• [EXERCISE OBJECTIVE]
Pull every line with the word "Super" out of the entries below.

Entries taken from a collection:
Content starts

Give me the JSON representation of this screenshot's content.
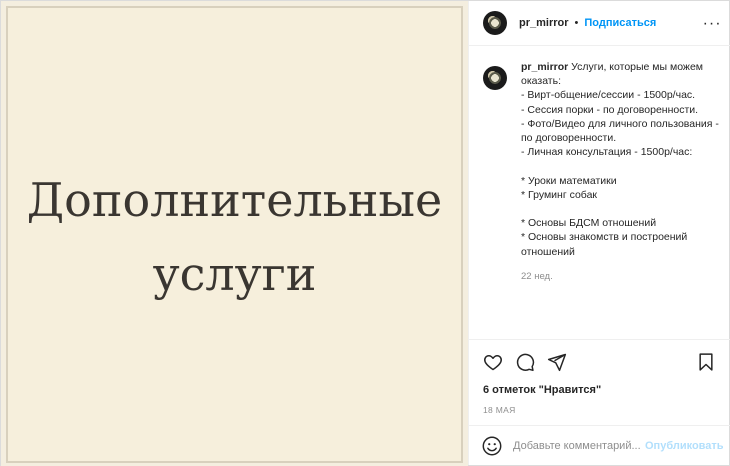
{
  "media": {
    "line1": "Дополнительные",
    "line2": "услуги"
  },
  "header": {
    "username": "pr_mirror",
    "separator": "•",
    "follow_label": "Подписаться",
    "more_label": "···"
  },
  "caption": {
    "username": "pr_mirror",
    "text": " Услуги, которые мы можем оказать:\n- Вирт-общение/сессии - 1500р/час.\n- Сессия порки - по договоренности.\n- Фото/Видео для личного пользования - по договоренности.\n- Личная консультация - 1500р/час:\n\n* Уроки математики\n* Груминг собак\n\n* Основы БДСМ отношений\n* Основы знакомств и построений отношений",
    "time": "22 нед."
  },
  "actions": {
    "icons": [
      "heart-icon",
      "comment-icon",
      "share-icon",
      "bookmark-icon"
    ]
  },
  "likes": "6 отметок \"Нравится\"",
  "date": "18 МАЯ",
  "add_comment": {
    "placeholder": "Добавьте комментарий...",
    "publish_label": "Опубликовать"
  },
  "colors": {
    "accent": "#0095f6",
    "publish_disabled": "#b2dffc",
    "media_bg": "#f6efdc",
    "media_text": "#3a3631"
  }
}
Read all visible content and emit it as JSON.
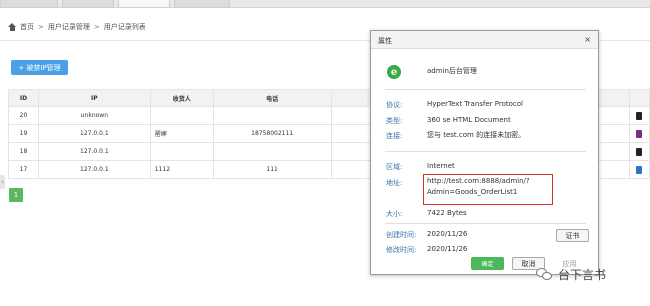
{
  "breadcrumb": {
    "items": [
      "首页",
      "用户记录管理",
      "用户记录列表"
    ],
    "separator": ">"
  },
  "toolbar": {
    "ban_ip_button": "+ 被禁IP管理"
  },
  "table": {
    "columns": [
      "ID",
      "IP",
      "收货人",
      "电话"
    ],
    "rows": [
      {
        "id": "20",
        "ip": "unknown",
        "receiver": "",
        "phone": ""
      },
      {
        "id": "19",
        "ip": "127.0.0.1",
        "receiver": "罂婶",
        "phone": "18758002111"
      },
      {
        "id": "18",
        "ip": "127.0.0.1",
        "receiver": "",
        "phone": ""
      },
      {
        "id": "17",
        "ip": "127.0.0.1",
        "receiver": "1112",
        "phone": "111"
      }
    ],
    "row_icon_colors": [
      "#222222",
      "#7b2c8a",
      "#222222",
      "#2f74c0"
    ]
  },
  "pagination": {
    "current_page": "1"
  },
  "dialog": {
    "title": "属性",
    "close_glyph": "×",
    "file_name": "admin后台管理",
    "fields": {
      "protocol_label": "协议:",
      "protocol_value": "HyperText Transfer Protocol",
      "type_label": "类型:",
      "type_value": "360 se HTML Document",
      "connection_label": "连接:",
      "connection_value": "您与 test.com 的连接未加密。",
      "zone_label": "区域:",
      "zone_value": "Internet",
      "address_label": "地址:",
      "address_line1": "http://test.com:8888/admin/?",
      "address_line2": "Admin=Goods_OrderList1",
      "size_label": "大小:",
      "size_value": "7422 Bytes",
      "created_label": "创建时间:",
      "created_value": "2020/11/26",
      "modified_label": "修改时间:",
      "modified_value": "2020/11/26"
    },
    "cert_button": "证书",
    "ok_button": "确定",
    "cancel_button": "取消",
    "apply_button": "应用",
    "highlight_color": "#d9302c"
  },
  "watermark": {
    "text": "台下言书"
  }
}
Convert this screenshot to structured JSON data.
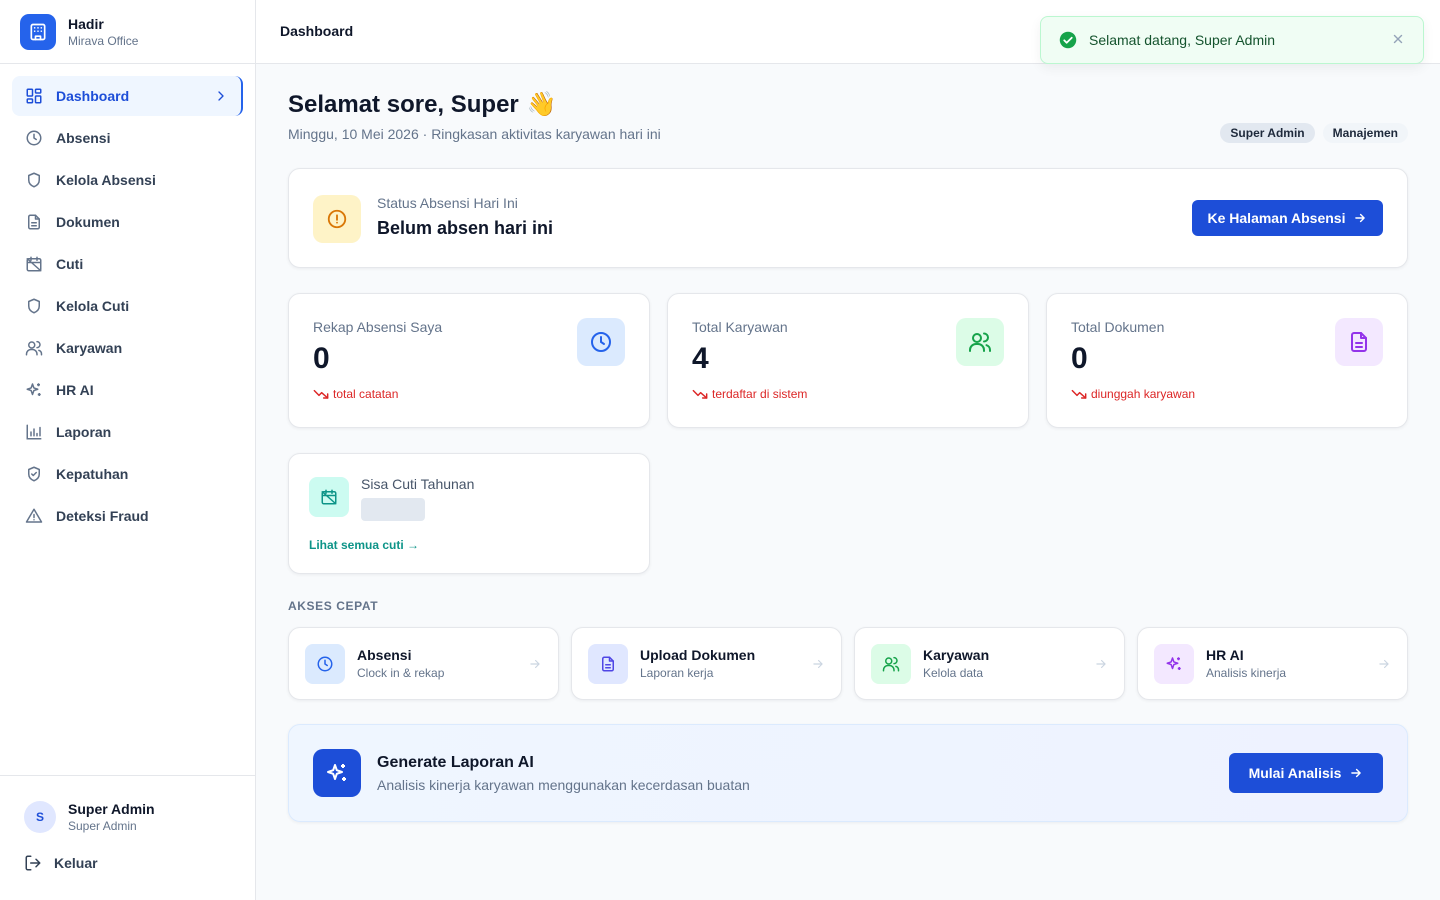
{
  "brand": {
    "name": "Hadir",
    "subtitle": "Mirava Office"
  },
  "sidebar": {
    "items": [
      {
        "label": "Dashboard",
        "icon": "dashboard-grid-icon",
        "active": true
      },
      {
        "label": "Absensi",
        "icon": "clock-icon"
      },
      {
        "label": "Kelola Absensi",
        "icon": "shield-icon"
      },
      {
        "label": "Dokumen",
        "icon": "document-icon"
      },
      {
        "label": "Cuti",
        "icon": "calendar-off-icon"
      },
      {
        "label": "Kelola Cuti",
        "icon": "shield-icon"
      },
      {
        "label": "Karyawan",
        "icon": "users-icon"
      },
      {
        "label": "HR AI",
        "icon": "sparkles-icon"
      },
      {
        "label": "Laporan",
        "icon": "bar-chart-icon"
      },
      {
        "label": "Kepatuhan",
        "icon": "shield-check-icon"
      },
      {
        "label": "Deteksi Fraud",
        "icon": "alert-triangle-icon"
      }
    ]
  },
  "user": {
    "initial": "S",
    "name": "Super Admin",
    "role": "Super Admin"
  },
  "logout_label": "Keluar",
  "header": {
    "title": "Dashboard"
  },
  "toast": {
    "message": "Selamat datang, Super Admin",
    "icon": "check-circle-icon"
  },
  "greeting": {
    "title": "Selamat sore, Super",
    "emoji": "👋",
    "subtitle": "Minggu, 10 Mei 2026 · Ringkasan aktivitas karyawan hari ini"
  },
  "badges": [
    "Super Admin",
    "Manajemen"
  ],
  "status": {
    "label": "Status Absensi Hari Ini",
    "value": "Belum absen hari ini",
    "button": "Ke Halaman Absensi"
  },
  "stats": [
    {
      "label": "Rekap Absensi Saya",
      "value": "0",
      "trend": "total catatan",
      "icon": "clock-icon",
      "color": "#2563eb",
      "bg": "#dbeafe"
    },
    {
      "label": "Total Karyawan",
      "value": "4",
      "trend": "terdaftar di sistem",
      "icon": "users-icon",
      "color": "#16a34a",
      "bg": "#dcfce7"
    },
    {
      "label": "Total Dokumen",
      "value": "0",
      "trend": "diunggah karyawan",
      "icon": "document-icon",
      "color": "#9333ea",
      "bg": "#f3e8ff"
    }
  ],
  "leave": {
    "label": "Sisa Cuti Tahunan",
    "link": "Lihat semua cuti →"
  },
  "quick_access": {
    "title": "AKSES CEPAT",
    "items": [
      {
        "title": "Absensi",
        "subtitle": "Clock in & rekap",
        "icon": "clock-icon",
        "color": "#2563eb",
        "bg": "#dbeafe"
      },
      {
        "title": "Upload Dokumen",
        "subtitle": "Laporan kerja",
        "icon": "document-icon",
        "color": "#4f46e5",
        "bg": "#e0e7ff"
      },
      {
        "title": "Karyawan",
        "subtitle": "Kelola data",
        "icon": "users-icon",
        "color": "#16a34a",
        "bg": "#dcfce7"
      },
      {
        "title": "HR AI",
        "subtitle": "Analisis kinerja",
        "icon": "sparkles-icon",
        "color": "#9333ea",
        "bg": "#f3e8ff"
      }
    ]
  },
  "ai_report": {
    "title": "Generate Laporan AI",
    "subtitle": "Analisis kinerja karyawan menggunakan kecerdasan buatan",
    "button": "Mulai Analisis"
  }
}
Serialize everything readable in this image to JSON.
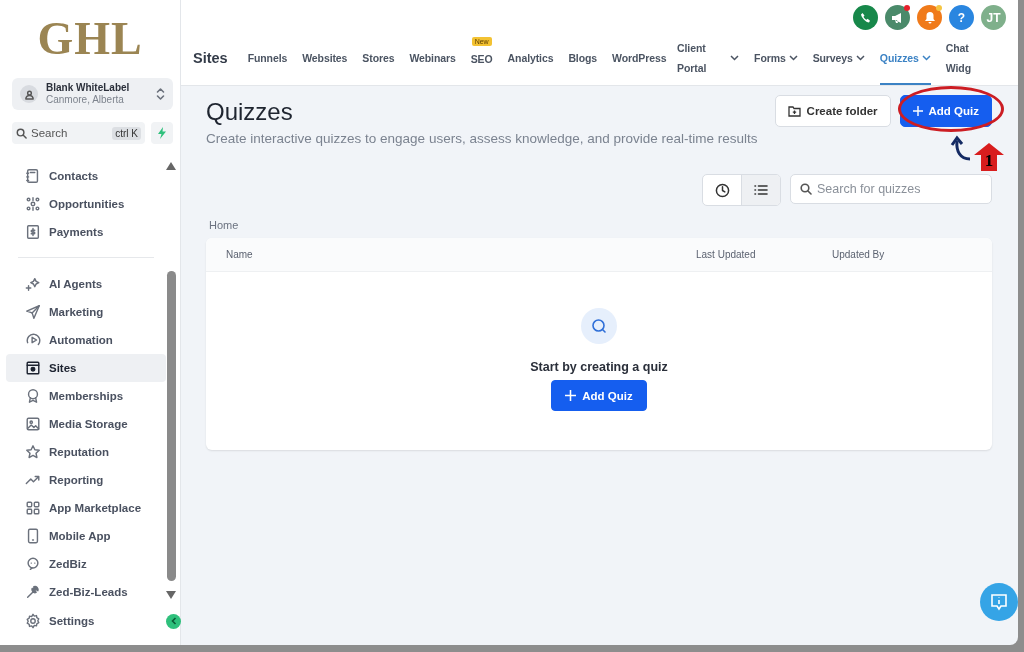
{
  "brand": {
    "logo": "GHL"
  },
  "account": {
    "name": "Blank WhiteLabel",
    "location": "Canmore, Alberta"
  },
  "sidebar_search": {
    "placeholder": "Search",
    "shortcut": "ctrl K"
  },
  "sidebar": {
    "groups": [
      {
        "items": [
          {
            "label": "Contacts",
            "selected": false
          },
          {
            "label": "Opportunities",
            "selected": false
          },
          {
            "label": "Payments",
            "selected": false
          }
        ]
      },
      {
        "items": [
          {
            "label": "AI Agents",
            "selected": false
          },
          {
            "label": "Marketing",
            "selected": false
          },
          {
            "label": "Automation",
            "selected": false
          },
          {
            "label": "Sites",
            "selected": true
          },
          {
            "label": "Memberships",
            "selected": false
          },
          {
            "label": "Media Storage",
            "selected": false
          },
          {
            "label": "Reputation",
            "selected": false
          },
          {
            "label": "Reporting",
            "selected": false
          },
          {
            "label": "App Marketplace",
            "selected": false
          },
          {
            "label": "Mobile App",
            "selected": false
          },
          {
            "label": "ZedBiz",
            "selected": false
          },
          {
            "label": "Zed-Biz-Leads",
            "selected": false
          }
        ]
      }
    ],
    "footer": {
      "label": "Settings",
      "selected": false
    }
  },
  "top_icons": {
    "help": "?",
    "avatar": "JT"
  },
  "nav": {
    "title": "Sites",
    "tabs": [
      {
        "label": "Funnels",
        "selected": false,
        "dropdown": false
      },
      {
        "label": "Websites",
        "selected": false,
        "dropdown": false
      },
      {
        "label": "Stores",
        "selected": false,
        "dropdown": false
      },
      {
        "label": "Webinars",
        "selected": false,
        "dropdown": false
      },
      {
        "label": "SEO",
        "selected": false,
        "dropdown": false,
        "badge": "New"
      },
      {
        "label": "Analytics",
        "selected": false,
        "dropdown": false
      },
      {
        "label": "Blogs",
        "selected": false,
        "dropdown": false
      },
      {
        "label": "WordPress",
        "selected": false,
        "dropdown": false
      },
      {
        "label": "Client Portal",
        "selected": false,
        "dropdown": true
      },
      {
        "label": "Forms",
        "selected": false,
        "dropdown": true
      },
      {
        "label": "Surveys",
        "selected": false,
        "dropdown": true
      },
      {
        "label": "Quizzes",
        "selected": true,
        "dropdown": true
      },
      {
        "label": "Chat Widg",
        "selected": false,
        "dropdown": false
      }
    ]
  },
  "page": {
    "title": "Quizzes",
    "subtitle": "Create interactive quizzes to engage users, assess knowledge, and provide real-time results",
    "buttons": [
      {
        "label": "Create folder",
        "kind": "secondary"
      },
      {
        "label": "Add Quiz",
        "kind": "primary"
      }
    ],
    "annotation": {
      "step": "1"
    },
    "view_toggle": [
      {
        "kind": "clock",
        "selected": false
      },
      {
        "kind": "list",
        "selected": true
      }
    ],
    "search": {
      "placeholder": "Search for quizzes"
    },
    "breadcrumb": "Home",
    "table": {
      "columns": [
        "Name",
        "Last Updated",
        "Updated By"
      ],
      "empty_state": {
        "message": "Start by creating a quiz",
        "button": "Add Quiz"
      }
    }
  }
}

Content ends

• [RESPONSE TO THE EXERCISE]
    "name": "Super Admin",
    "role": "Super Admin"
    "message": "Selamat datang, Super Admin",
    "title": "Selamat sore, Super",
    "Super Admin",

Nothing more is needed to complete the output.